Forget education. Now academics are mad that free speech YouTubers are turning students against liberal brainwashing. The Verge wrote on August 21, “As misinformation and hate continues to radicalize young people online, teachers are also grappling with helping their students unlearn incorrect, dangerous information.” The professors and The Verge blamed YouTubers like Canadian Academic Jordan B. Peterson and The Post Millennial columnist Lindsay Shepherd for teaching the youth to think critically.



One conservative media outlet’s battle over free speech can shake up the country’s future. On Tuesday August 27, PragerU held a press conference after their hearing at the Ninth Circuit Court of Appeals during the saga of their lawsuit against Google/Youtube. Prager is a popular conservative media outlet known for its academic but easy to understand videos which explain conservative ideas.  



Facebook has banned pro-Trump news outlet the Epoch Times from any further advertising on its platform. As NBC News observed, the organization “spent more money on pro-Trump Facebook advertisements than any group other than the Trump campaign.” The ban which NBC News reported August 22 will not scour Epoch Times content from the platform. Facebook's ban only impacts paper's ability to buy advertising.

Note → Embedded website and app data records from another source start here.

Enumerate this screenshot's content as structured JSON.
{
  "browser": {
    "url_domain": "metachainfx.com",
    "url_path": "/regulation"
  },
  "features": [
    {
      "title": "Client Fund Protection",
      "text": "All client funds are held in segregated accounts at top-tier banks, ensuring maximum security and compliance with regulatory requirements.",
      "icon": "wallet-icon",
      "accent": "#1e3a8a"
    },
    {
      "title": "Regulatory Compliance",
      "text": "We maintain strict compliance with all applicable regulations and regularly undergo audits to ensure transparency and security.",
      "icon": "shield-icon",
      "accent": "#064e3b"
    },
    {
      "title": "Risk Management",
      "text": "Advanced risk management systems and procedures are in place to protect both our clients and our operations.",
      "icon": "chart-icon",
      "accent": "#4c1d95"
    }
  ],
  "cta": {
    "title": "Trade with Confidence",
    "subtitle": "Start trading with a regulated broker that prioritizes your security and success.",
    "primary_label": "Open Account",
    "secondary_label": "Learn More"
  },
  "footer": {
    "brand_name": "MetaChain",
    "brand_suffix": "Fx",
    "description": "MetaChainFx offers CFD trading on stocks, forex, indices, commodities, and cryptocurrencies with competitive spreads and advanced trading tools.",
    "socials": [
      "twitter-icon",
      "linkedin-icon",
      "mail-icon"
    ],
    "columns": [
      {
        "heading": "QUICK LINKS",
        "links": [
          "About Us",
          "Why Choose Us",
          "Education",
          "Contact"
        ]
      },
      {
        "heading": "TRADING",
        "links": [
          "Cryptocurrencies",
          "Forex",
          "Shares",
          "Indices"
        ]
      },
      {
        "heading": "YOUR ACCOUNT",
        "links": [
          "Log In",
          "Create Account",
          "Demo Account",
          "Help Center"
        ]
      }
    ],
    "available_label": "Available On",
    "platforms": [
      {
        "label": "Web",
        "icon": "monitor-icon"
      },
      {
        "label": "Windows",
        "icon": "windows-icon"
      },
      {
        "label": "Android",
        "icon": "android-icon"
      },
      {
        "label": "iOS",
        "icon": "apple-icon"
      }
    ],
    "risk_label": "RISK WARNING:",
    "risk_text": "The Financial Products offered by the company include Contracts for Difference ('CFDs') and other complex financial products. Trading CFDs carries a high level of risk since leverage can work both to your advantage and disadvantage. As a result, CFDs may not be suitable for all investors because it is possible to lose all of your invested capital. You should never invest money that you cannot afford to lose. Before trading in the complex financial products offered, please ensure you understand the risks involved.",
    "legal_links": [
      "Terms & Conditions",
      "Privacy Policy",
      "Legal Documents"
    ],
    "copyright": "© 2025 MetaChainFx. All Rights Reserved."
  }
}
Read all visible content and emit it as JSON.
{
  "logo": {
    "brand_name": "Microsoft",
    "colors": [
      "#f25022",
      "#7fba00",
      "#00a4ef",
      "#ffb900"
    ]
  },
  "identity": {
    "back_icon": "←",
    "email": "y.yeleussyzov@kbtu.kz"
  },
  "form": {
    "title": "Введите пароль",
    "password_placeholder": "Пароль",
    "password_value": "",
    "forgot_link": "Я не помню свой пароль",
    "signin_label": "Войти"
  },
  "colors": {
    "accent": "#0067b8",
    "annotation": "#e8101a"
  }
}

After waves of criticism — from accusations of bias to firing employees for their political beliefs — Google has rolled out new internal rules for people of all political stripes. Don’t be political. Recode wrote about Google’s new rules, announced Thursday August 22, which include “restrictions on political expression and guidelines on internal debates about company activity.” The guidelines themselves forbid “disrupting the workday to have a raging debate over politics” and encouraged employees to report violations via a “central flagging tool.”